- **WORK ORDER**:
Work through the entries that follow and state how many lines contain the word "JSON". Only the number is wanted.

- **DATA LISTING**:
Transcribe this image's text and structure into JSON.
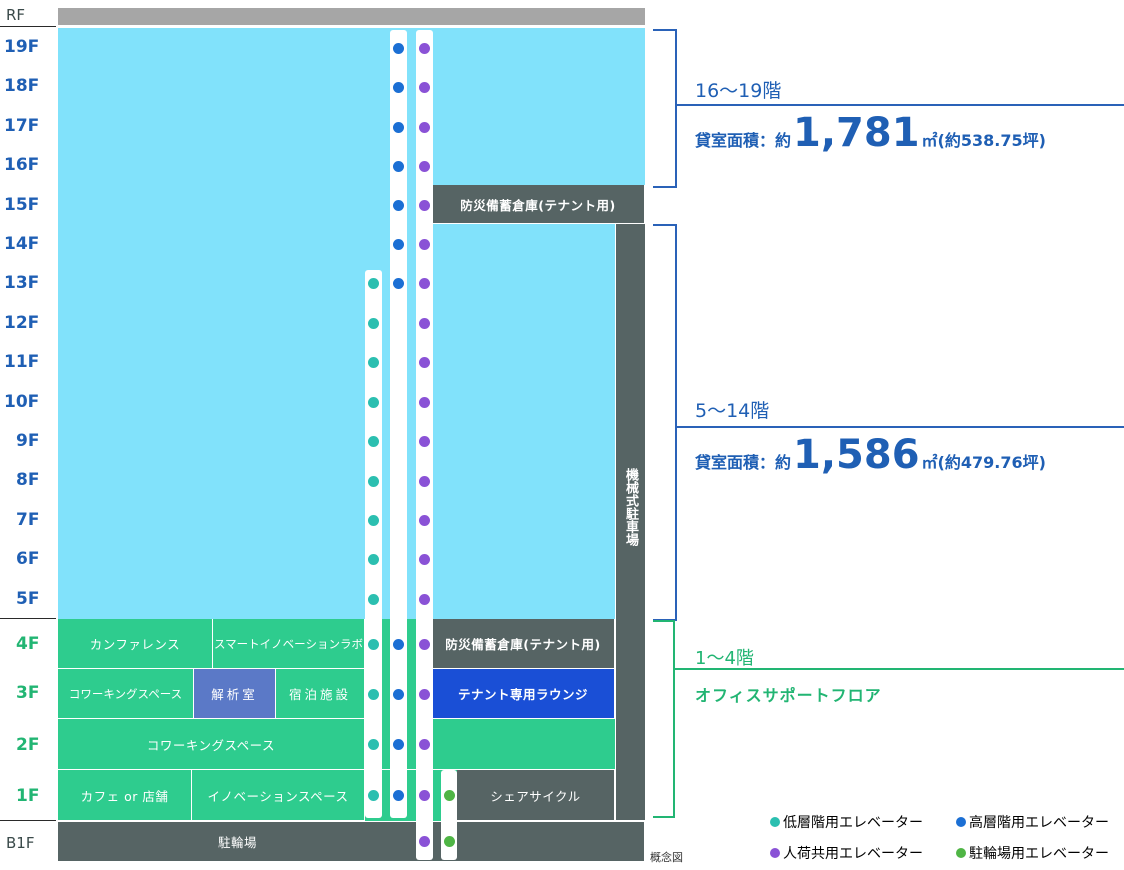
{
  "floors": {
    "rf": "RF",
    "f19": "19F",
    "f18": "18F",
    "f17": "17F",
    "f16": "16F",
    "f15": "15F",
    "f14": "14F",
    "f13": "13F",
    "f12": "12F",
    "f11": "11F",
    "f10": "10F",
    "f9": "9F",
    "f8": "8F",
    "f7": "7F",
    "f6": "6F",
    "f5": "5F",
    "f4": "4F",
    "f3": "3F",
    "f2": "2F",
    "f1": "1F",
    "b1f": "B1F"
  },
  "zones": {
    "storage15": "防災備蓄倉庫(テナント用)",
    "parking_mech": "機械式駐車場",
    "conference": "カンファレンス",
    "smart_lab": "スマートイノベーションラボ",
    "storage4": "防災備蓄倉庫(テナント用)",
    "coworking3": "コワーキングスペース",
    "analysis": "解析室",
    "lodging": "宿泊施設",
    "lounge": "テナント専用ラウンジ",
    "coworking2": "コワーキングスペース",
    "cafe": "カフェ or 店舗",
    "innovation": "イノベーションスペース",
    "cycle": "シェアサイクル",
    "parking_b1": "駐輪場"
  },
  "right": {
    "upper_title": "16～19階",
    "upper_area_prefix": "貸室面積：約",
    "upper_area_value": "1,781",
    "upper_area_suffix": "㎡(約538.75坪)",
    "mid_title": "5～14階",
    "mid_area_prefix": "貸室面積：約",
    "mid_area_value": "1,586",
    "mid_area_suffix": "㎡(約479.76坪)",
    "low_title": "1～4階",
    "low_subtitle": "オフィスサポートフロア"
  },
  "legend": {
    "low": "低層階用エレベーター",
    "high": "高層階用エレベーター",
    "cargo": "人荷共用エレベーター",
    "bike": "駐輪場用エレベーター"
  },
  "note": "概念図",
  "colors": {
    "office": "#81e2fb",
    "support": "#2ecc8e",
    "dark": "#566464",
    "accent_blue": "#1a4fd6",
    "analysis": "#5b79c7",
    "teal_elev": "#2bbfb0",
    "blue_elev": "#1b6fd4",
    "purple_elev": "#8a52d6",
    "green_elev": "#4fb545"
  }
}
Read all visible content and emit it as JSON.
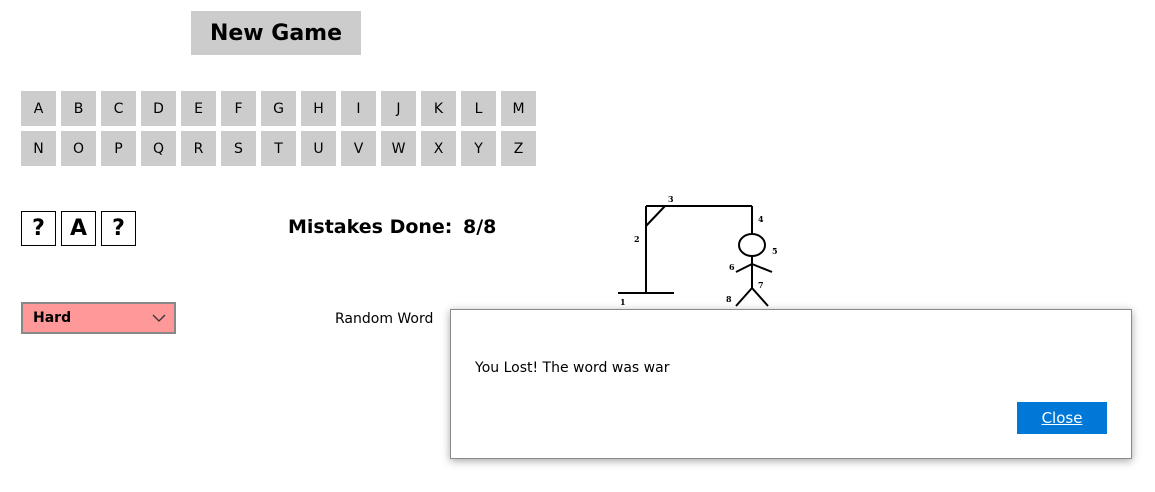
{
  "new_game_label": "New Game",
  "letters_row1": [
    "A",
    "B",
    "C",
    "D",
    "E",
    "F",
    "G",
    "H",
    "I",
    "J",
    "K",
    "L",
    "M"
  ],
  "letters_row2": [
    "N",
    "O",
    "P",
    "Q",
    "R",
    "S",
    "T",
    "U",
    "V",
    "W",
    "X",
    "Y",
    "Z"
  ],
  "word_slots": [
    "?",
    "A",
    "?"
  ],
  "mistakes_label": "Mistakes Done:",
  "mistakes_value": "8/8",
  "difficulty": {
    "selected": "Hard",
    "color": "#ff9999"
  },
  "random_word_label": "Random Word",
  "gallows_step_labels": [
    "1",
    "2",
    "3",
    "4",
    "5",
    "6",
    "7",
    "8"
  ],
  "dialog": {
    "message": "You Lost! The word was war",
    "close_label": "Close",
    "close_color": "#0078d7"
  }
}
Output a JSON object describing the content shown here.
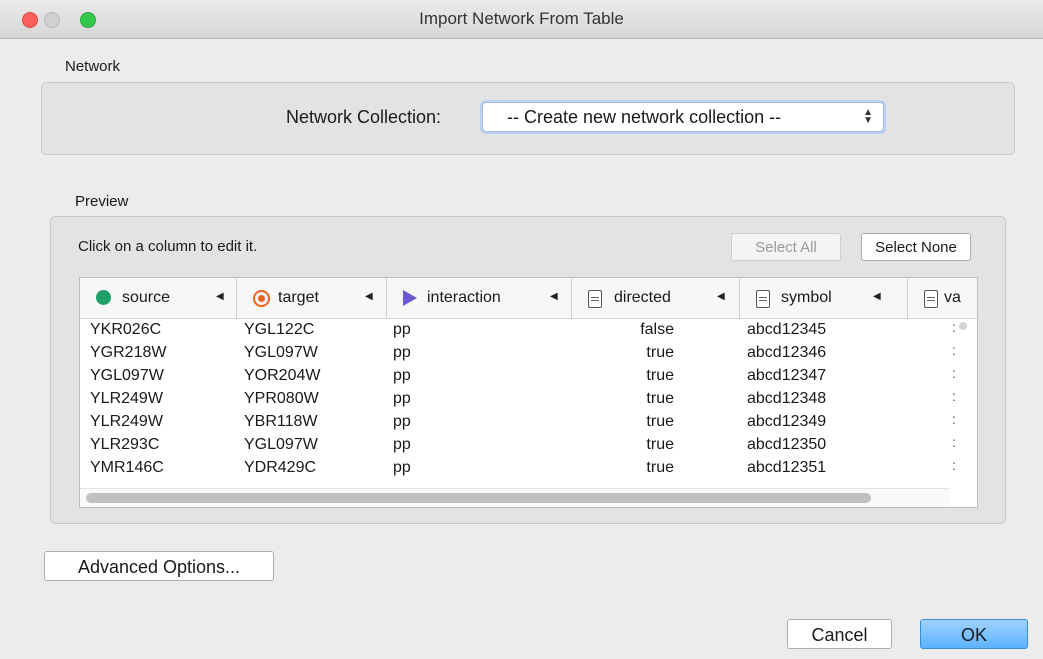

- **TASK ANSWER**:
3